That’s it. The beauty of this practice is that it can be done anywhere, any time, without any props or aids or anything else added to the picture. Also, you’re not trying to focus your mind, or eliminate anything, or hold on to anything. It’s just a very gentle falling into your natural state of “relaxed but alert.” You may “lose” the mantra altogether sometimes if you get deep enough, and that’s okay too. Just bring your attention back when you notice that happening.
Some Final Words of Advice
Here is something that I shared with a friend who was considering beginning this practice.
I’m guessing that if you do this, the first few times especially, you’ll be frustrated. Nothing is happening, I can’t relax. I don’t feel different. My mind is racing. I’m not doing this right. Blah Blah Blah.
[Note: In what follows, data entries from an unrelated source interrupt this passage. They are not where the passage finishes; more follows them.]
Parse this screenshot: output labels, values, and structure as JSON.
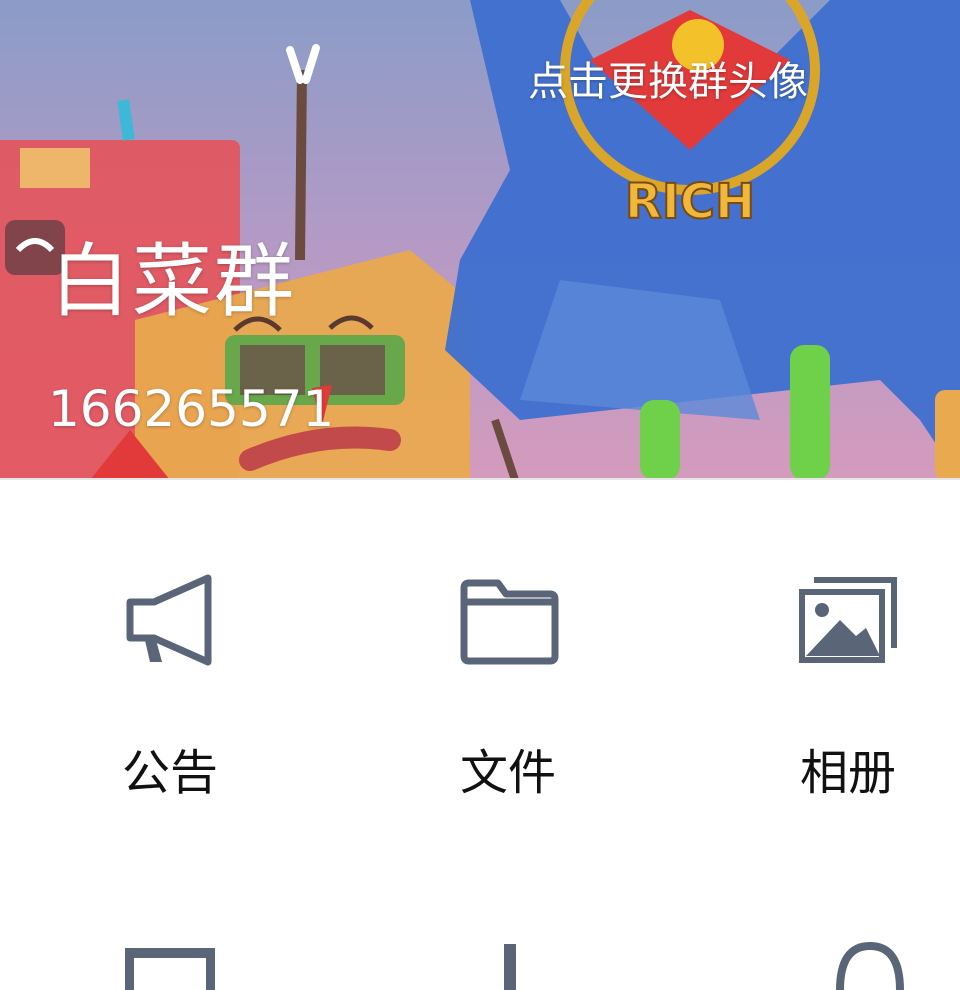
{
  "group": {
    "name": "白菜群",
    "number": "166265571",
    "change_avatar_label": "点击更换群头像"
  },
  "features": [
    {
      "label": "公告",
      "icon": "megaphone-icon"
    },
    {
      "label": "文件",
      "icon": "folder-icon"
    },
    {
      "label": "相册",
      "icon": "photo-album-icon"
    }
  ],
  "cover_art": {
    "badge_text": "RICH"
  },
  "colors": {
    "icon": "#5b6578",
    "label": "#111111",
    "cover_blue": "#3e6fd0"
  }
}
But if you stick with it and do it every day, twenty minutes in the morning and twenty minutes in the afternoon (if you can – go shorter if you must) then after awhile it will begin to make a difference.
The keys are don’t focus, don’t visualize, don’t do anything. Just sit, Breath. Repeat the mantra silently. Every day. Twice a day. Work up to twenty minutes a session. That’s it.
A Few Links
Here are a few links that may be of interest.
Centering Prayer (Video) – In this short video, my friend Gary Thomas, who is an Assembly of God Pastor, describes his practice of centering prayer.
Transcendental Meditation™ Official Website – I must emphasize, again, that what I practice is not TM, I have not been taught TM, and I make no claims that what I describe above will yield the same results. I would love to hear from practitioners about your experiences. Here are a couple of videos about that practice.
How to Get Started With Meditation – This is a blog post which gives a little more information on what happens to the brain during meditation, and describes some alternative methods. The binaural beats technology described is also a great way to get started with the practice, helping to slow the brainwaves into the Alpha or Theta zones using stereophonic sounds. I still use that technology on occasion.
Do you meditate? What is your practice like? Please comment or email with your ideas, experiences and any questions.
Image Credit: Photo by ESA/Hubble